Data for this task Start Marker
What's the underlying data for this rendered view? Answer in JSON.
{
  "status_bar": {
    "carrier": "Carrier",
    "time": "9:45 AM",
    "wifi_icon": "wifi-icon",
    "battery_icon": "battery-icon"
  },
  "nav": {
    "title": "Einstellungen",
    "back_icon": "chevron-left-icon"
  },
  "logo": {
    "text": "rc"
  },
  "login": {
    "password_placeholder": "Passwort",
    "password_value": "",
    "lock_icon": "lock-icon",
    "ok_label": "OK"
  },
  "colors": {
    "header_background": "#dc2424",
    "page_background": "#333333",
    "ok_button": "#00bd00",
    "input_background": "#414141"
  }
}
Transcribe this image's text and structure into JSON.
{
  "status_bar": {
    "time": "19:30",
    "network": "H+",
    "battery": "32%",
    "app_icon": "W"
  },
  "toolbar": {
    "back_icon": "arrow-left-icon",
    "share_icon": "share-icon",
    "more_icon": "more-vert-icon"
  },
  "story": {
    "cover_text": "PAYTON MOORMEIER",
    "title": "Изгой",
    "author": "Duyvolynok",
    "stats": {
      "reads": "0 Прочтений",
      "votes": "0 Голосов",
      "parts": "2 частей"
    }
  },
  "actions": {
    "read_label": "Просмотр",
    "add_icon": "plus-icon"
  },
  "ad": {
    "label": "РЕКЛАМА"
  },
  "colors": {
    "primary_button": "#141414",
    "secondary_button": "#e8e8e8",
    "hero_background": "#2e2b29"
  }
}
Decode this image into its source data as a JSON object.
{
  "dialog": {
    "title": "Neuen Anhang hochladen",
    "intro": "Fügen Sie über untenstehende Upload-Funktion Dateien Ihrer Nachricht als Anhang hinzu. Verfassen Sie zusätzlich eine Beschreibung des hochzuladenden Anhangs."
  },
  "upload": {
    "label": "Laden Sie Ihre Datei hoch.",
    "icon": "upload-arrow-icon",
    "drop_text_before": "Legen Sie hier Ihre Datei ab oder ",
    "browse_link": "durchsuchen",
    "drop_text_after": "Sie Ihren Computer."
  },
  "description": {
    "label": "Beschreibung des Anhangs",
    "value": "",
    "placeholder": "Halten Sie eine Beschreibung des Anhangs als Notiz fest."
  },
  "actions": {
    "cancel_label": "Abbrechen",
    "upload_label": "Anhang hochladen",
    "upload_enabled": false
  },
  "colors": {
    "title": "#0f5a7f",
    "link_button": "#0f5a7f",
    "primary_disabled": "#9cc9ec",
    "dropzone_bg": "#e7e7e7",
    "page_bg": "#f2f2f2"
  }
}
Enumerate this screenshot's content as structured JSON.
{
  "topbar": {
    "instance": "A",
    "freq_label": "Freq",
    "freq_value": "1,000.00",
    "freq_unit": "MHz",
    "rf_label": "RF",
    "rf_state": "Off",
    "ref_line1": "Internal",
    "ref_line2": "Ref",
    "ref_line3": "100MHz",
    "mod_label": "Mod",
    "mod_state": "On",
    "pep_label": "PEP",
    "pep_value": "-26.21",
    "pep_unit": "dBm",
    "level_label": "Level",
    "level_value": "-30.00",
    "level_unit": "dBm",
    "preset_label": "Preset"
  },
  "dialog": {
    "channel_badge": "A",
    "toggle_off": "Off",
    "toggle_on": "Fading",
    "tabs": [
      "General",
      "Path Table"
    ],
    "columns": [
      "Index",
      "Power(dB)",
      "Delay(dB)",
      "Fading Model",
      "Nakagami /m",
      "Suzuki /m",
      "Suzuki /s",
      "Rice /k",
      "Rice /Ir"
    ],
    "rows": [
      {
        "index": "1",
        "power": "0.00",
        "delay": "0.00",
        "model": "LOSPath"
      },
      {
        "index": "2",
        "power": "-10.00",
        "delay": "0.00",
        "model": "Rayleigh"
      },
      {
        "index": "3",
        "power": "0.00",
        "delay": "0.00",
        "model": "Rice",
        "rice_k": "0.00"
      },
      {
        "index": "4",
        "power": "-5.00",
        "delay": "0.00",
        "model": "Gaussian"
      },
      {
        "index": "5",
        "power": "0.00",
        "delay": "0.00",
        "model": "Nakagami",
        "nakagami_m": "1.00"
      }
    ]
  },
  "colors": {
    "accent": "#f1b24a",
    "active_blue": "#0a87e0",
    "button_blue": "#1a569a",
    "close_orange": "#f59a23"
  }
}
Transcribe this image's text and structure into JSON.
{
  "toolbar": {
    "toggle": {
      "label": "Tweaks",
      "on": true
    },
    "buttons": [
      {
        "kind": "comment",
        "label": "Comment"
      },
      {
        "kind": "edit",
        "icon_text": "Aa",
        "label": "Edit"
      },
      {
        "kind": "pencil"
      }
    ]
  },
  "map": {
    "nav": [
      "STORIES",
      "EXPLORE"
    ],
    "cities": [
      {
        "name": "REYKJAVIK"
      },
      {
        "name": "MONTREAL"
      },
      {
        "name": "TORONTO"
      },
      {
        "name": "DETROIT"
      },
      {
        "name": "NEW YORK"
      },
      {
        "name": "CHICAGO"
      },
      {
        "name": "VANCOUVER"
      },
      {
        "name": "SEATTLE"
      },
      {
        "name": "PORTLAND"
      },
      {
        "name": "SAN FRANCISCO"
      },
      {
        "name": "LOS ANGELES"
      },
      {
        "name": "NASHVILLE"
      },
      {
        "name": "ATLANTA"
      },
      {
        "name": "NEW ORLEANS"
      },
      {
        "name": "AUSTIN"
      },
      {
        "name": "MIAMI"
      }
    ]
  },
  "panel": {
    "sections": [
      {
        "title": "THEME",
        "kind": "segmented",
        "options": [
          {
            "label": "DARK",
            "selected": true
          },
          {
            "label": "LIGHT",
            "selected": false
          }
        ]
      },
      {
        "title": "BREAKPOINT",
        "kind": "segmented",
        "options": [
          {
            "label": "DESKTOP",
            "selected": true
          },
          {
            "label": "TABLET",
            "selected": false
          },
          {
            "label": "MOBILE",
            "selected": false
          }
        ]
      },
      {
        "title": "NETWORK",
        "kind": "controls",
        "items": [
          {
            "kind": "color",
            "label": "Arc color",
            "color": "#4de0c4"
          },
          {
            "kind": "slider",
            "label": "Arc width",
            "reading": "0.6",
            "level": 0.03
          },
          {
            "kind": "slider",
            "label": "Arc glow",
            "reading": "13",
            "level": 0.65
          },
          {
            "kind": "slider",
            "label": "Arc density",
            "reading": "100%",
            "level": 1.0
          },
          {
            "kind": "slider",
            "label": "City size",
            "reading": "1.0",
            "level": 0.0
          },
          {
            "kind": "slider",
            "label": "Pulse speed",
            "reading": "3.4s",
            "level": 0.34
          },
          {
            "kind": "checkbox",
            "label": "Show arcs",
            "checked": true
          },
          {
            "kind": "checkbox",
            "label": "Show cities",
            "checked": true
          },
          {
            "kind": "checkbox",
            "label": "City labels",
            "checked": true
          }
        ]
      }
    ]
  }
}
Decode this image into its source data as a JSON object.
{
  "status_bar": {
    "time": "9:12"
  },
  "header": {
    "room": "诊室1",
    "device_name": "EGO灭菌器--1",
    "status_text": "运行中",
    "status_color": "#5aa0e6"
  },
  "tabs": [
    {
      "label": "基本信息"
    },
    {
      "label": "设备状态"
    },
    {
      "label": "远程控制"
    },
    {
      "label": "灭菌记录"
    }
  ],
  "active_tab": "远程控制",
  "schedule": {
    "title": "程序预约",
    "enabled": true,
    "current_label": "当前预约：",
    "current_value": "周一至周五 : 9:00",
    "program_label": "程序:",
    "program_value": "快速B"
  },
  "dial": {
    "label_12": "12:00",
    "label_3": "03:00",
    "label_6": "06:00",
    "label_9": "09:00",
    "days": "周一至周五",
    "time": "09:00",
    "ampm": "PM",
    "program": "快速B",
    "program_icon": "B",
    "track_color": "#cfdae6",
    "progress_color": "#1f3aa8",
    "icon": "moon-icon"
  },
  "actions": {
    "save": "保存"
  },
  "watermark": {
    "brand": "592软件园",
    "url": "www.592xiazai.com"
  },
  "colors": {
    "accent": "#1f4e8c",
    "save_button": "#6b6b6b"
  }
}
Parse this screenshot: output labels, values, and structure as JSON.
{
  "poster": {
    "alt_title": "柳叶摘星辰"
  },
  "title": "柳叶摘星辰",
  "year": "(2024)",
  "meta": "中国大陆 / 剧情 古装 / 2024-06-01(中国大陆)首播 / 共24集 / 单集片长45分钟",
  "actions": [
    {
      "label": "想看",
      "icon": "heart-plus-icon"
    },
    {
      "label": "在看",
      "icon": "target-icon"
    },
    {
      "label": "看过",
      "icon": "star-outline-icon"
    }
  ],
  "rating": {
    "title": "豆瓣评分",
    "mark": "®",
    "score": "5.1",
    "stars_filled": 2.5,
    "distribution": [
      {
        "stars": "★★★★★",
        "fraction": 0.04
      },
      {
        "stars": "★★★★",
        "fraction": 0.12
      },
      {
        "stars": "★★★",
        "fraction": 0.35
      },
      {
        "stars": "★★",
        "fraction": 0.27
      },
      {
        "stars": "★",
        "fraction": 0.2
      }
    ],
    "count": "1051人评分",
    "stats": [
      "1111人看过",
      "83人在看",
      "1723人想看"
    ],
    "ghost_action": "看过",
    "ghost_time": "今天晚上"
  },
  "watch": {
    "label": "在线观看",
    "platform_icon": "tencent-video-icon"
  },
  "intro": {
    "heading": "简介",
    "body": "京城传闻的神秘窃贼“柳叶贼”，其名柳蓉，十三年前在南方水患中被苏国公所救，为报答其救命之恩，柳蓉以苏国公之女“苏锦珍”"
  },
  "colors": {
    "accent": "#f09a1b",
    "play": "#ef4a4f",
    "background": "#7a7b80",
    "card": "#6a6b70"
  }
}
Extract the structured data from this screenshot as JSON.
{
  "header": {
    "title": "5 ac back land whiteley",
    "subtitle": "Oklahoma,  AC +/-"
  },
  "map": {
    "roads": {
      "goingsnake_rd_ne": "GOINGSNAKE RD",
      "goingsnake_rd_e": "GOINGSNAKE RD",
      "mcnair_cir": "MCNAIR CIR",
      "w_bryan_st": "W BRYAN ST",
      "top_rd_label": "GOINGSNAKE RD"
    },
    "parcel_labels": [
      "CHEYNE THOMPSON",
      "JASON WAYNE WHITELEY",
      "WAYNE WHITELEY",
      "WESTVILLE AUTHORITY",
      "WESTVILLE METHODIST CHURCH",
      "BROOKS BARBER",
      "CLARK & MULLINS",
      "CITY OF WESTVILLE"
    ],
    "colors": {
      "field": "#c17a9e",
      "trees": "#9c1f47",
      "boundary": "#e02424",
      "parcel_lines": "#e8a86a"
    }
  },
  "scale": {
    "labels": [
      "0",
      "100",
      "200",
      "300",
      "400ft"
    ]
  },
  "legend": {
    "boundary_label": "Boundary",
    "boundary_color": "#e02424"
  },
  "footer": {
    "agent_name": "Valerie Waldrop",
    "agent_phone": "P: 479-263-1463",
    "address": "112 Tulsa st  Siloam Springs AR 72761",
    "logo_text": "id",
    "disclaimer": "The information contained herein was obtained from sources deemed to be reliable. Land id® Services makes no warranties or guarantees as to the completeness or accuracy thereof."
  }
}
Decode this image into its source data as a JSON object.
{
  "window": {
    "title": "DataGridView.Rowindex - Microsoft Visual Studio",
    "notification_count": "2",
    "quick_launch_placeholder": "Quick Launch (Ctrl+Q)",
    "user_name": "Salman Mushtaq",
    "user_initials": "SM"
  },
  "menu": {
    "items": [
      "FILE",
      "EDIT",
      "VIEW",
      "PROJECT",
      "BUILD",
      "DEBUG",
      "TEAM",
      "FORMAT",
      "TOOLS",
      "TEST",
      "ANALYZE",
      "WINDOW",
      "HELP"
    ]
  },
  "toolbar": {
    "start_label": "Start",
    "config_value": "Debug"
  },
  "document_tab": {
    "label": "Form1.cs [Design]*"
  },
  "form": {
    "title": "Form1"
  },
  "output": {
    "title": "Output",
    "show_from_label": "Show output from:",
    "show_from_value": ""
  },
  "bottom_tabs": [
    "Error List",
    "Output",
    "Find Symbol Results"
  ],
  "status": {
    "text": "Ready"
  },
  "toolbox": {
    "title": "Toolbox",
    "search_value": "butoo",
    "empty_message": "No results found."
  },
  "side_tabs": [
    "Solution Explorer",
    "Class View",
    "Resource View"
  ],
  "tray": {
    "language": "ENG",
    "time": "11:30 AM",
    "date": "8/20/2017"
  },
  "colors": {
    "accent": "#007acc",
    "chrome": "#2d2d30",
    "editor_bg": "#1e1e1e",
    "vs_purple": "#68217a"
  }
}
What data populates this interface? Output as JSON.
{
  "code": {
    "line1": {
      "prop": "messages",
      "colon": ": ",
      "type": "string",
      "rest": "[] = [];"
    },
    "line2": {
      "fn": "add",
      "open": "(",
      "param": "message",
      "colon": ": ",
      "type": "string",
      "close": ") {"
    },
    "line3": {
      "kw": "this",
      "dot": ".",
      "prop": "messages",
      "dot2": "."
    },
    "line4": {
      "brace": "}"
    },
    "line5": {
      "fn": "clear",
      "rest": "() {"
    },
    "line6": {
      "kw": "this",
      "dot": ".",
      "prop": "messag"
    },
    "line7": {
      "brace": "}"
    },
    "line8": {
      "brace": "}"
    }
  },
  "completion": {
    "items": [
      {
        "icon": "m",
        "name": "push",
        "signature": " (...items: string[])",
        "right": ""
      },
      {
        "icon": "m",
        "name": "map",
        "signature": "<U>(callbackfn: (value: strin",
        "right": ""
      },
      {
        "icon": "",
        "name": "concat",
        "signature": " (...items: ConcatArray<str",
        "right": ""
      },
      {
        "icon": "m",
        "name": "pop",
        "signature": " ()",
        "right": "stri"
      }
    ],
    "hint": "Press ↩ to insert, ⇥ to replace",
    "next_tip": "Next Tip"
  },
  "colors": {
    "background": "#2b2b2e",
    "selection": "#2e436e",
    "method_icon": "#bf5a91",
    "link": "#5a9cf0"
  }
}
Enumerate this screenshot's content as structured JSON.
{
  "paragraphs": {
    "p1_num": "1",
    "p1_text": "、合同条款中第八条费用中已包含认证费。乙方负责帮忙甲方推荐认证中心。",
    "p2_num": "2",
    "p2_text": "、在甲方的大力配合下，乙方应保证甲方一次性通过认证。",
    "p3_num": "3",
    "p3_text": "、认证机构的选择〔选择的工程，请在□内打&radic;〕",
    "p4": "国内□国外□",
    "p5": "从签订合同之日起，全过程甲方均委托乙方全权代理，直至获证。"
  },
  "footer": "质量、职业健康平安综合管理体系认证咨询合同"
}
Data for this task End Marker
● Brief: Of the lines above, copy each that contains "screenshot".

● Response area:
Enumerate this screenshot's content as structured JSON.
Parse this screenshot: output labels, values, and structure as JSON.
Extract the structured data from this screenshot as JSON.
Enumerate this screenshot's content as structured JSON.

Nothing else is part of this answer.